━━ STUDY MATERIAL ━━

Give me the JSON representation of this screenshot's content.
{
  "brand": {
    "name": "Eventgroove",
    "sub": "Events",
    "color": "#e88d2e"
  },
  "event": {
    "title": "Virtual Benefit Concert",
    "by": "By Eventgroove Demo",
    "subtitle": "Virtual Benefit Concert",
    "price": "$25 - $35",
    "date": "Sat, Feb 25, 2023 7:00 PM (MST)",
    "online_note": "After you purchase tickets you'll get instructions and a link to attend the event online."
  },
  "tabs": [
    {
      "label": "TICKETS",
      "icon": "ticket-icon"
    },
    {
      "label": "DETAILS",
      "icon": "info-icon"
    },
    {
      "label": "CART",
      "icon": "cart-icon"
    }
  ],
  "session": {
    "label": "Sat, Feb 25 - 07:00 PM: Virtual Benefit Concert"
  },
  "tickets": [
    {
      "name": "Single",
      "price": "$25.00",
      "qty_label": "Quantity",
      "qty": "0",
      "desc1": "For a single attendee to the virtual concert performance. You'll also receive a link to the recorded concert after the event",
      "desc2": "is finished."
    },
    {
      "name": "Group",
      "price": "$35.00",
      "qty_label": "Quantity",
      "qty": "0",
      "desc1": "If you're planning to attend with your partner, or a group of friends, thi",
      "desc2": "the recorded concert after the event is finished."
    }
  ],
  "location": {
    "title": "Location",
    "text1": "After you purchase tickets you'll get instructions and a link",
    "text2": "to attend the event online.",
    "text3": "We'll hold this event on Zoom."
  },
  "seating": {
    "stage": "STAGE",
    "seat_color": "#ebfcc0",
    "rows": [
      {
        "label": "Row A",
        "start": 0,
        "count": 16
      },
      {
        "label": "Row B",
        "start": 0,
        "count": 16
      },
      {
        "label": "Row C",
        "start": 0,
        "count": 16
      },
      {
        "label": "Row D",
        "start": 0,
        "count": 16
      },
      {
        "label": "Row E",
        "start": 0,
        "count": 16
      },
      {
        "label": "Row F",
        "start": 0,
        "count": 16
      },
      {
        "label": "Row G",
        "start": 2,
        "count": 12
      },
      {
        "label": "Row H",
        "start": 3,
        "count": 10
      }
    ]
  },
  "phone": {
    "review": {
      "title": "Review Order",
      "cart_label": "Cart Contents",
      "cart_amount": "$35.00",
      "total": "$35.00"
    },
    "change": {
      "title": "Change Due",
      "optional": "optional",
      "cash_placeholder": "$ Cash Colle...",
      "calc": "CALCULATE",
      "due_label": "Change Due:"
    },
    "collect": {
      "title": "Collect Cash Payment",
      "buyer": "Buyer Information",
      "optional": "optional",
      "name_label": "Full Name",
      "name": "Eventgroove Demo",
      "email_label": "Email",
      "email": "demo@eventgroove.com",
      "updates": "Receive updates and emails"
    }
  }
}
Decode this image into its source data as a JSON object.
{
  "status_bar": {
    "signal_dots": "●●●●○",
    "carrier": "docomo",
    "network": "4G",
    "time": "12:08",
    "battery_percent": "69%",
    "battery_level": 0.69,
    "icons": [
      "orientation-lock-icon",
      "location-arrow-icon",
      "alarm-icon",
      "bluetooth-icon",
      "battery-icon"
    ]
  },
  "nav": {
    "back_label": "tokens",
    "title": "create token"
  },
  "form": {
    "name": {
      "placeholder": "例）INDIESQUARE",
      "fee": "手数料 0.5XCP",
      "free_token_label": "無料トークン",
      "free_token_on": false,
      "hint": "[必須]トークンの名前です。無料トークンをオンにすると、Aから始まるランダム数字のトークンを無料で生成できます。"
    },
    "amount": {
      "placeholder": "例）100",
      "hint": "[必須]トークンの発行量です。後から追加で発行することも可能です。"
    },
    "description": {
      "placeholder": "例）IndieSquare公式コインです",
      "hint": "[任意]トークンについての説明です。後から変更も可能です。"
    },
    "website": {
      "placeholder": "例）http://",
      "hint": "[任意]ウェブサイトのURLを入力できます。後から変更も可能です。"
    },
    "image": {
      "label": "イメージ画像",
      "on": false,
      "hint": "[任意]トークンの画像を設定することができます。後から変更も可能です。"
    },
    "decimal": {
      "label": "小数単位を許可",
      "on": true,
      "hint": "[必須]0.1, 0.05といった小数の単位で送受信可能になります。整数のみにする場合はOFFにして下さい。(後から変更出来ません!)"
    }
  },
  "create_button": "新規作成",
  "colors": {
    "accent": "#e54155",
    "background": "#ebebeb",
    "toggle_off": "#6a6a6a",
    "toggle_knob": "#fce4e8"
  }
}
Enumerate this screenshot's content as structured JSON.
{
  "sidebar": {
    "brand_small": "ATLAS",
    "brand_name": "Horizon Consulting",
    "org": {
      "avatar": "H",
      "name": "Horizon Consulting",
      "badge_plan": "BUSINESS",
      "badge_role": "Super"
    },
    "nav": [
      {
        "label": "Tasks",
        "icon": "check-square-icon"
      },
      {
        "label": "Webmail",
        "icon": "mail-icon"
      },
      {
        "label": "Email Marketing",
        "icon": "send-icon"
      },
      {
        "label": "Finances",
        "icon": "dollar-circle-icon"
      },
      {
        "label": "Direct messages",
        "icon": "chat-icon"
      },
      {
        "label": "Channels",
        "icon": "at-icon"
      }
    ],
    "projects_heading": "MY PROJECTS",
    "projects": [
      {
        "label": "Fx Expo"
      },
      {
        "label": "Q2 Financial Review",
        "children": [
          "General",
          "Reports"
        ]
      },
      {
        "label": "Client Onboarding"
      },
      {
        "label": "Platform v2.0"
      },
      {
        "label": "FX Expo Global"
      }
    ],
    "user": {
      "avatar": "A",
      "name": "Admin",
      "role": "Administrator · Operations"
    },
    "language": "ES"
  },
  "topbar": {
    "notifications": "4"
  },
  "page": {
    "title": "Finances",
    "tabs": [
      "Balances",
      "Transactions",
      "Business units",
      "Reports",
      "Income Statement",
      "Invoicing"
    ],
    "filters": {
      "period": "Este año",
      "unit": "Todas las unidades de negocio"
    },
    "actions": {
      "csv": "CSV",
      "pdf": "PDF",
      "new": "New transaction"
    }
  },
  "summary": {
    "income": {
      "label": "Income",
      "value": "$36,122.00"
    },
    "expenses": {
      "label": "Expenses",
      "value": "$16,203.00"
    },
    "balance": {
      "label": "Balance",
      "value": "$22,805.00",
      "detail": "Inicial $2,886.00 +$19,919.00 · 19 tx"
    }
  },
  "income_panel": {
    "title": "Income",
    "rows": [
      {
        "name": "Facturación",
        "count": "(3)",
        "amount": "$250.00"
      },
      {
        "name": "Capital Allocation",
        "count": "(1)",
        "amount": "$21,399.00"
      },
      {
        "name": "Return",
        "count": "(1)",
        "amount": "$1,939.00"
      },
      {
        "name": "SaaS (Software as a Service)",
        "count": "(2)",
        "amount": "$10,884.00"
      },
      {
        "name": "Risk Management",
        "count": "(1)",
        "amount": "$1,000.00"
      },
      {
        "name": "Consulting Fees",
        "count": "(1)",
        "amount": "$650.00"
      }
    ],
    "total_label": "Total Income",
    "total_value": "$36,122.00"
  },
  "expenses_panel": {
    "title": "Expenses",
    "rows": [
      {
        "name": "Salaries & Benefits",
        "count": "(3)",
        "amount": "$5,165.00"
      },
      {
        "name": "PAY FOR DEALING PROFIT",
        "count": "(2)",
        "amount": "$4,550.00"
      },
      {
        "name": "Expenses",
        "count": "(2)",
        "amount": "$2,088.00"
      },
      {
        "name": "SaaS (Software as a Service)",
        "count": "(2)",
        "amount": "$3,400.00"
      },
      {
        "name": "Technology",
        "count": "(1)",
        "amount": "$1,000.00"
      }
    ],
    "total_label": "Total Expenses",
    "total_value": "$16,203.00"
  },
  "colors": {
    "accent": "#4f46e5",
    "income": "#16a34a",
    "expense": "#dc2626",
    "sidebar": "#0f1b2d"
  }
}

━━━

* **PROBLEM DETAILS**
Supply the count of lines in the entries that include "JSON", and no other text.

* **EXERCISE ANSWER**
3